(Having bins decay even in arrays would make Vecs faster. Altho it also means you can't fold your fields into the array's bins. And yeah we know we talked about opting out with (T,) but meh. We don't assume we have full creative control over the feature tho, so feel free to choose your own tradeoffs.)

Oh cool, I didn't realize we had committed to that guarantee about array layout!

Meta: I appreciate that you took the time to wrote out a significant amount of text about how this would work, how it compares to other possibilities, and its advantages and drawbacks.

Though, personally I would be more interested in a way to inline struct fields, despite the disadvantages you pointed out. In my opinion they just solve more problems, including:

  • "Struct full of Options"-like use cases, where a struct has multiple enum-typed fields and their tags could be combined into a bitfield.
  • Enabling arbitrary bitfields.
  • Simulating alignment requirements with offsets, like "multiple of four plus two", for structs like:
    struct Foo {
        a: u16,
        b: (u16, u32), // would be nice if this didn't need padding
        c: u32,

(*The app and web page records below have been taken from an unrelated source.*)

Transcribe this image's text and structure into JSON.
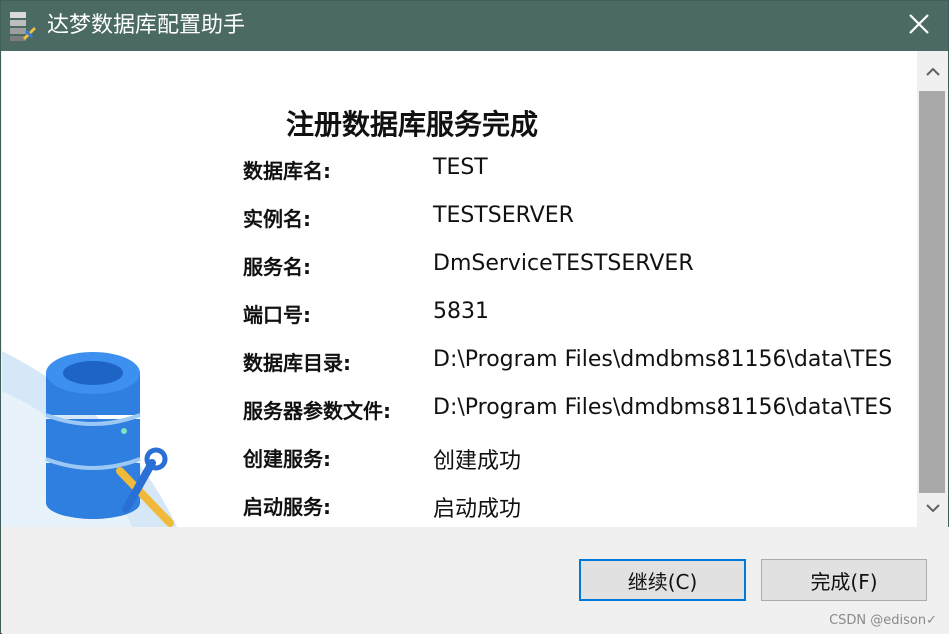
{
  "window": {
    "title": "达梦数据库配置助手",
    "icon": "database-config-app-icon",
    "close_icon": "close-icon"
  },
  "main": {
    "heading": "注册数据库服务完成",
    "rows": [
      {
        "label": "数据库名:",
        "value": "TEST"
      },
      {
        "label": "实例名:",
        "value": "TESTSERVER"
      },
      {
        "label": "服务名:",
        "value": "DmServiceTESTSERVER"
      },
      {
        "label": "端口号:",
        "value": "5831"
      },
      {
        "label": "数据库目录:",
        "value": "D:\\Program Files\\dmdbms81156\\data\\TES"
      },
      {
        "label": "服务器参数文件:",
        "value": "D:\\Program Files\\dmdbms81156\\data\\TES"
      },
      {
        "label": "创建服务:",
        "value": "创建成功"
      },
      {
        "label": "启动服务:",
        "value": "启动成功"
      }
    ]
  },
  "buttons": {
    "continue_label": "继续(C)",
    "finish_label": "完成(F)"
  },
  "watermark": "CSDN @edison✓",
  "colors": {
    "titlebar": "#4c6a64",
    "db_blue": "#2f7fe0",
    "focus_border": "#0078d7"
  }
}
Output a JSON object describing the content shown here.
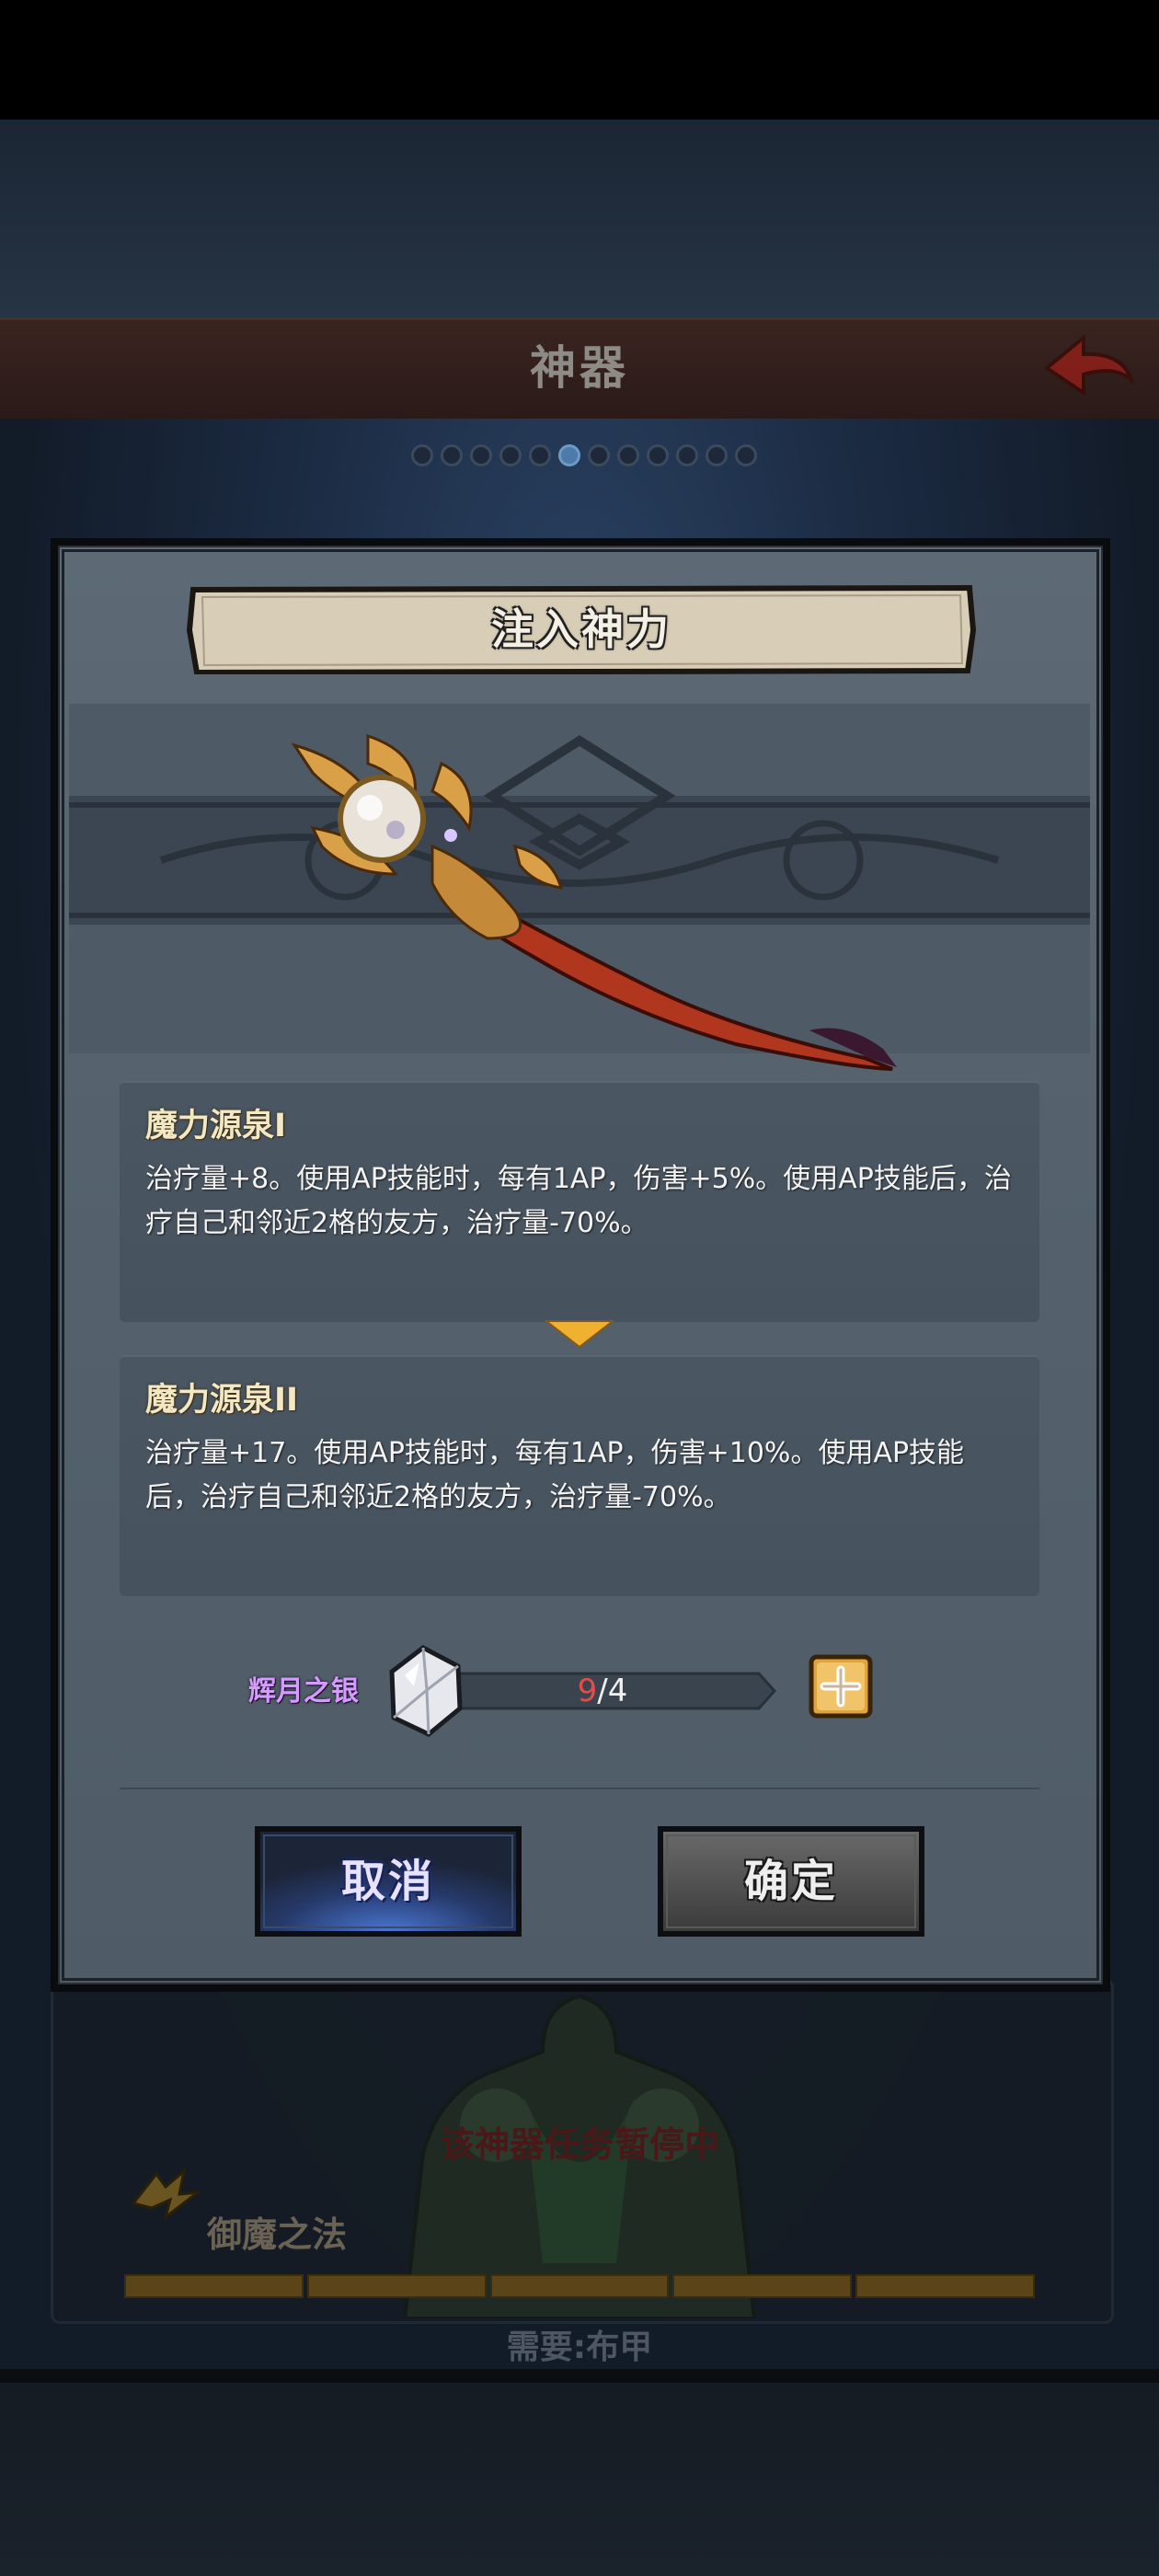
{
  "background": {
    "title": "神器",
    "paused_text": "该神器任务暂停中",
    "skill_name": "御魔之法",
    "requirement": "需要:布甲"
  },
  "dialog": {
    "title": "注入神力",
    "current": {
      "name": "魔力源泉I",
      "description": "治疗量+8。使用AP技能时，每有1AP，伤害+5%。使用AP技能后，治疗自己和邻近2格的友方，治疗量-70%。"
    },
    "next": {
      "name": "魔力源泉II",
      "description": "治疗量+17。使用AP技能时，每有1AP，伤害+10%。使用AP技能后，治疗自己和邻近2格的友方，治疗量-70%。"
    },
    "material": {
      "name": "辉月之银",
      "owned": "9",
      "separator": "/",
      "required": "4"
    },
    "cancel_label": "取消",
    "confirm_label": "确定"
  },
  "icons": [
    "back-arrow-icon",
    "staff-artifact-icon",
    "moonsilver-gem-icon",
    "plus-icon",
    "chevron-down-icon",
    "skill-emblem-icon"
  ],
  "colors": {
    "material_label": "#d59cff",
    "count_insufficient": "#e44c4c",
    "title_gold": "#f2e8c4",
    "back_arrow": "#c0281e"
  }
}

I don't see why types which are inlined would have to be fully public or why visibility would be involved at all. I also don't believe this would require monomorphizing any code more than it already is. References would be an issue, but they can be made to work to at least some extent. It's true that there may be a bit of overhead when calling non-inlined methods taking references, so binned would be better for use cases that do that frequently, but on the other hand, inlining allows for significantly more space optimizations. And the design I have in mind doesn't require adding a new default trait bound; as backwards compatibility risks go, at most it might cause issues with applying derive macros to structs that opt into their fields being inlined.


You could have methods like

struct Foo { ... }

impl Foo {
  fn foo(&mut self) -> &mut NonInlinable { // can't *return* references to inlinable types but that's okay

But this involves creating synthetic methods for everything that inlines these, so e.g.

struct Bar ( #[inline] Foo );

impl Bar {
  fn bar(&mut self) {
    * = something;

would still compile, but would require generating a copy of Foo::foo specific to Bar's inlined instance of Foo. which we would argue is a form of monomorphization.

This quickly stacks up. We're not sure how fast this grows but we wouldn't be surprised if it grew exponentially. Even if, at first, it looks more efficient than our proposal, it really can't be. And if you disallow this kind of composition/delegation, it becomes practically useless in real-world use-cases.

#[inline] applies to the caller:

fn foo() {

fn bar() {

so an #[inline] struct should just be a form of reverse monomorphization:

#[inline] struct Foo(...);
struct Bar(Foo);

one way to "desugar" inline structs is like so:

trait Foo {
  fn get_field_0();
  fn get_field_1();

impl<T: Foo> T { // this would be "given methods", similar to provided methods but not overridable

in fact, we'd even argue inline structs should actually use a mix of struct/enum and trait syntax:

trait struct Foo(i32, u64);
trait enum Bar<T> {

struct Baz(Foo);

fn do_foo<T: Foo>(...) {

impl<T: Foo> T {

this clearly shows the monomorphization cost involved, and is likely easier to deal with in the compiler.

still would prefer to have repr(binned) but this trait-struct-as-inline-struct stuff is also exciting.

(also note the lack of dyn! this requires 2021 edition obviously.) cc @comex

sorry, we know this one isn't as clear as the OP, but it's mostly a vague idea of how inline types could work. obviously the compiler would implicitly create types and stuff based on these, so something like:

trait struct Foo(u64, u32);
struct Bar(Foo, u32);

fn foo<T: Foo>(x: &mut T) {
fn bar(x: &mut Bar) {
  foo(&mut x.0);

would implicitly create an

struct MutFooInBar<'a> {
  a: &'a mut u64,
  b: &'a mut u32,

and use it for the &mut x.0.